All of the data is to be copied word for word.

+--

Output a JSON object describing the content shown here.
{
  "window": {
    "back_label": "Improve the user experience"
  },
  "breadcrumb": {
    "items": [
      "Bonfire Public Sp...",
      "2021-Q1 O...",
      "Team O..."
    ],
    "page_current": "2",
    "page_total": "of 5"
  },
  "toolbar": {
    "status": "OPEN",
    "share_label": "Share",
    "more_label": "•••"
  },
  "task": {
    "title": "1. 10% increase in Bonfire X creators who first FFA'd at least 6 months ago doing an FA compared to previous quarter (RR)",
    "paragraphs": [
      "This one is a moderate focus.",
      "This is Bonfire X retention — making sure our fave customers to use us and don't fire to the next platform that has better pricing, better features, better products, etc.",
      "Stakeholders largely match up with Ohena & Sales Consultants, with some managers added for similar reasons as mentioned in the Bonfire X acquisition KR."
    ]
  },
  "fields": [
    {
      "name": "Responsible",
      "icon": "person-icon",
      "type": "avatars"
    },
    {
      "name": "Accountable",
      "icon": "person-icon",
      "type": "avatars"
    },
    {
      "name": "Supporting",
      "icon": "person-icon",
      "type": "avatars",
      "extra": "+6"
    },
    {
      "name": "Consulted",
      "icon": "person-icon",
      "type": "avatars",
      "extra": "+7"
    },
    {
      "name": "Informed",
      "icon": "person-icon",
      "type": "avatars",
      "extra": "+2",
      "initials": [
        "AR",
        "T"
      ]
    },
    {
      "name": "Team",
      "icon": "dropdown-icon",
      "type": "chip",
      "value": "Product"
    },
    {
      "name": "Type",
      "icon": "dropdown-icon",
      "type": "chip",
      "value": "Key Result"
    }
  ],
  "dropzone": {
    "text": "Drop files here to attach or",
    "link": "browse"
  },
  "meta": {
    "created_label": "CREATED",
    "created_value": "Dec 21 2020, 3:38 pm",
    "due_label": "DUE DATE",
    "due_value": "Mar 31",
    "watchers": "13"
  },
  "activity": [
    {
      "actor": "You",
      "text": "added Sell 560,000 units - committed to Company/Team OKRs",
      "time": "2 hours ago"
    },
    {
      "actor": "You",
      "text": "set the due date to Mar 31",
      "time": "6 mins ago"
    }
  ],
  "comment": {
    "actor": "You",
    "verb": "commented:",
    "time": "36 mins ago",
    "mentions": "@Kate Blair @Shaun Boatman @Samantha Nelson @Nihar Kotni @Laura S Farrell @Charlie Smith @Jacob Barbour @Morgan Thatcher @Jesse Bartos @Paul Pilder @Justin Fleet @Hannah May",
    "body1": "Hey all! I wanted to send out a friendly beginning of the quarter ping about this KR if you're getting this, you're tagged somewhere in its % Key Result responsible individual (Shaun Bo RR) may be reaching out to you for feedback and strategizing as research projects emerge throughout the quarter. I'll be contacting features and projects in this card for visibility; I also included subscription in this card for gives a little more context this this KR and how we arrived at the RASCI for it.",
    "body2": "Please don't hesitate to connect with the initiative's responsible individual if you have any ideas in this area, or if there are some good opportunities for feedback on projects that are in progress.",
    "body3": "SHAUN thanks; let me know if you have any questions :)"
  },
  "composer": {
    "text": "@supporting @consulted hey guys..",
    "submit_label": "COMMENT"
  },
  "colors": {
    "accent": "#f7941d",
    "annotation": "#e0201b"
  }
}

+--

◆ WRITTEN ANSWER ◆
Output a JSON object describing the content shown here.
{
  "window": {
    "back_label": "Improve the user experience"
  },
  "breadcrumb": {
    "items": [
      "Bonfire Public Sp...",
      "2021-Q1 O...",
      "Team O..."
    ],
    "page_current": "2",
    "page_total": "of 5"
  },
  "toolbar": {
    "status": "OPEN",
    "share_label": "Share",
    "more_label": "•••"
  },
  "task": {
    "title": "1. 10% increase in Bonfire X creators who first FFA'd at least 6 months ago doing an FA compared to previous quarter (RR)",
    "paragraphs": [
      "This one is a moderate focus.",
      "This is Bonfire X retention — making sure our fave customers to use us and don't fire to the next platform that has better pricing, better features, better products, etc.",
      "Stakeholders largely match up with Ohena & Sales Consultants, with some managers added for similar reasons as mentioned in the Bonfire X acquisition KR."
    ]
  },
  "fields": [
    {
      "name": "Responsible",
      "icon": "person-icon",
      "type": "avatars"
    },
    {
      "name": "Accountable",
      "icon": "person-icon",
      "type": "avatars"
    },
    {
      "name": "Supporting",
      "icon": "person-icon",
      "type": "avatars",
      "extra": "+6"
    },
    {
      "name": "Consulted",
      "icon": "person-icon",
      "type": "avatars",
      "extra": "+7"
    },
    {
      "name": "Informed",
      "icon": "person-icon",
      "type": "avatars",
      "extra": "+2",
      "initials": [
        "AR",
        "T"
      ]
    },
    {
      "name": "Team",
      "icon": "dropdown-icon",
      "type": "chip",
      "value": "Product"
    },
    {
      "name": "Type",
      "icon": "dropdown-icon",
      "type": "chip",
      "value": "Key Result"
    }
  ],
  "dropzone": {
    "text": "Drop files here to attach or",
    "link": "browse"
  },
  "meta": {
    "created_label": "CREATED",
    "created_value": "Dec 21 2020, 3:38 pm",
    "due_label": "DUE DATE",
    "due_value": "Mar 31",
    "watchers": "13"
  },
  "activity": [
    {
      "actor": "You",
      "text": "added Sell 560,000 units - committed to Company/Team OKRs",
      "time": "2 hours ago"
    },
    {
      "actor": "You",
      "text": "set the due date to Mar 31",
      "time": "6 mins ago"
    }
  ],
  "comment": {
    "actor": "You",
    "verb": "commented:",
    "time": "36 mins ago",
    "mentions": "@Kate Blair @Shaun Boatman @Samantha Nelson @Nihar Kotni @Laura S Farrell @Charlie Smith @Jacob Barbour @Morgan Thatcher @Jesse Bartos @Paul Pilder @Justin Fleet @Hannah May",
    "body1": "Hey all! I wanted to send out a friendly beginning of the quarter ping about this KR if you're getting this, you're tagged somewhere in its % Key Result responsible individual (Shaun Bo RR) may be reaching out to you for feedback and strategizing as research projects emerge throughout the quarter. I'll be contacting features and projects in this card for visibility; I also included subscription in this card for gives a little more context this this KR and how we arrived at the RASCI for it.",
    "body2": "Please don't hesitate to connect with the initiative's responsible individual if you have any ideas in this area, or if there are some good opportunities for feedback on projects that are in progress.",
    "body3": "SHAUN thanks; let me know if you have any questions :)"
  },
  "composer": {
    "text": "@supporting @consulted hey guys..",
    "submit_label": "COMMENT"
  },
  "colors": {
    "accent": "#f7941d",
    "annotation": "#e0201b"
  }
}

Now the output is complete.